Abercrombie & Fitch Faces Class Action Lawsuit From 62,000 Employees For ‘Look Policy’
Abercrombie & Fitch is facing a class action lawsuit from 62,000 of the store’s employees over their controversial Look Policy.
Abercrombie & Fitch Faces Class Action Lawsuit
Barely over one month after the Supreme Court ruled that Abercrombie & Fitch had discriminated against potential employee Samantha Elauf because she is Muslim, a California judge has certified a class action lawsuit against the company.
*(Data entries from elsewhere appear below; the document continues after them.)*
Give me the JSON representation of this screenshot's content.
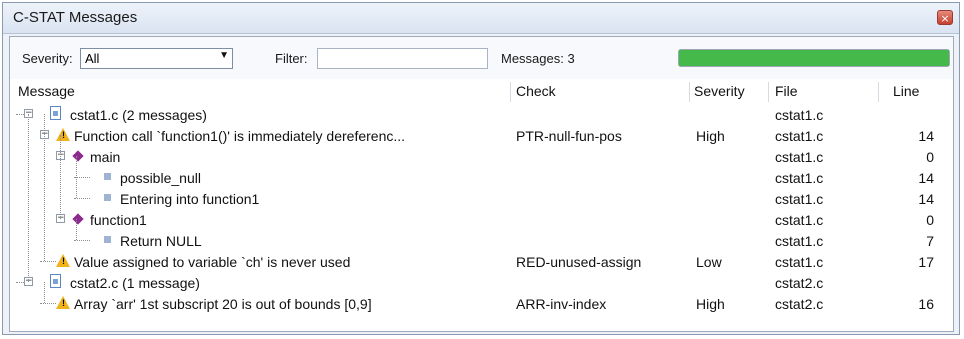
{
  "window": {
    "title": "C-STAT Messages",
    "close_symbol": "×"
  },
  "toolbar": {
    "severity_label": "Severity:",
    "severity_value": "All",
    "filter_label": "Filter:",
    "filter_value": "",
    "messages_count": "Messages: 3",
    "progress_fraction": 1.0
  },
  "columns": {
    "message": "Message",
    "check": "Check",
    "severity": "Severity",
    "file": "File",
    "line": "Line"
  },
  "rows": [
    {
      "message": "cstat1.c  (2 messages)",
      "check": "",
      "severity": "",
      "file": "cstat1.c",
      "line": ""
    },
    {
      "message": "Function call `function1()' is immediately dereferenc...",
      "check": "PTR-null-fun-pos",
      "severity": "High",
      "file": "cstat1.c",
      "line": "14"
    },
    {
      "message": "main",
      "check": "",
      "severity": "",
      "file": "cstat1.c",
      "line": "0"
    },
    {
      "message": "possible_null",
      "check": "",
      "severity": "",
      "file": "cstat1.c",
      "line": "14"
    },
    {
      "message": "Entering into function1",
      "check": "",
      "severity": "",
      "file": "cstat1.c",
      "line": "14"
    },
    {
      "message": "function1",
      "check": "",
      "severity": "",
      "file": "cstat1.c",
      "line": "0"
    },
    {
      "message": "Return NULL",
      "check": "",
      "severity": "",
      "file": "cstat1.c",
      "line": "7"
    },
    {
      "message": "Value assigned to variable `ch' is never used",
      "check": "RED-unused-assign",
      "severity": "Low",
      "file": "cstat1.c",
      "line": "17"
    },
    {
      "message": "cstat2.c  (1 message)",
      "check": "",
      "severity": "",
      "file": "cstat2.c",
      "line": ""
    },
    {
      "message": "Array `arr' 1st subscript 20 is out of bounds [0,9]",
      "check": "ARR-inv-index",
      "severity": "High",
      "file": "cstat2.c",
      "line": "16"
    }
  ],
  "icons": {
    "file": "file-icon",
    "warning": "warning-icon",
    "function": "diamond-icon",
    "step": "square-icon",
    "collapse": "collapse-icon",
    "dropdown": "chevron-down-icon"
  },
  "colors": {
    "progress": "#46b94b",
    "warning": "#f1b31c",
    "function": "#8d2a8f"
  }
}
Employees allege that Abercrombie & Fitch required them to buy clothes at the store to abide by a strict Look Policy – something that has been widely discussed in previous years, as it limits hairstyle, makeup, jewelry and physical appearance. Sixty-two thousand employees claim they were never compensated for the “compelled purchases” that occurred “each time a new sales guide came out.” Employees also claim they were forced to wear a kind of “uniform,” which included only Abercrombie & Fitch apparel and very specific shoe choices – Converse, Vans and A&F flip flops. The compelled shopping and uniform requirement are both violations of California’s labor codes.
Reed Marcy, an attorney for the plaintiffs, also claimed that employees were sent home if managers deemed that they were violating the look policy in any way, causing them to lose shifts and pay.
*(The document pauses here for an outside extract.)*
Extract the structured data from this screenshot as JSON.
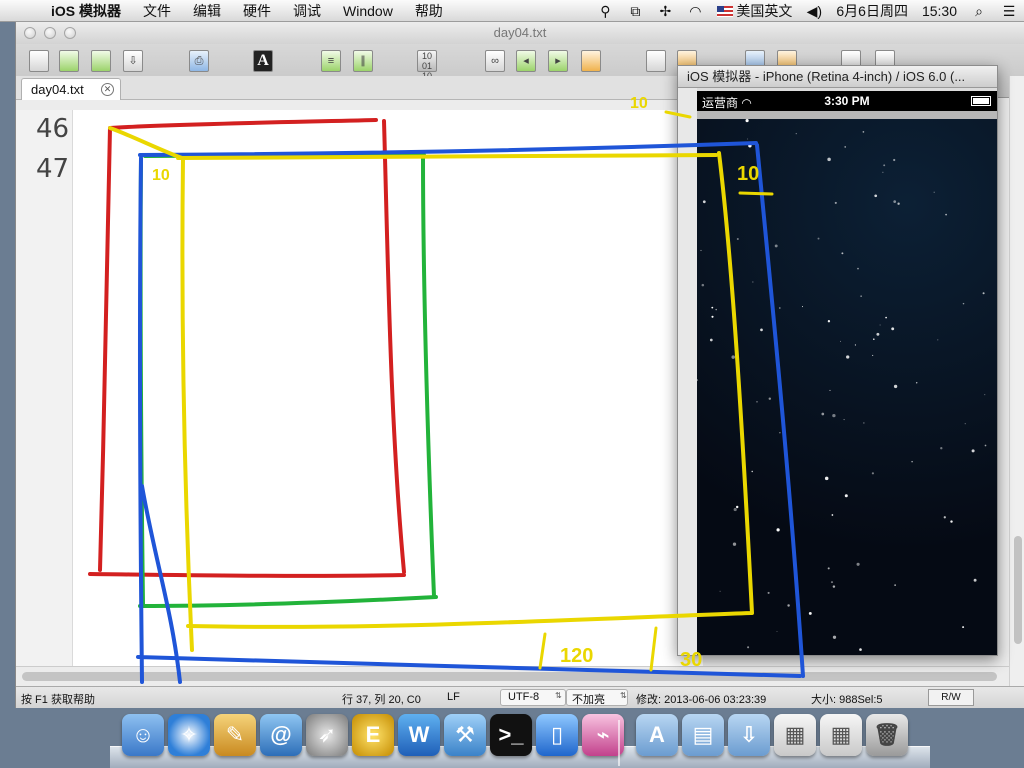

While the court only certified the claims relating to the clothing policy, the plaintiffs are also accusing A&F of wage theft and failure to give breaks as dictated in California law. (California employers are required to give employees one 10-minute break for every 4-hours of work or compensate them for a lack of break.) The allegation of wage theft is in relation to the clothing requirements, as some employees claimed they were forced to buy new A&F merchandise with money taken out of their paychecks.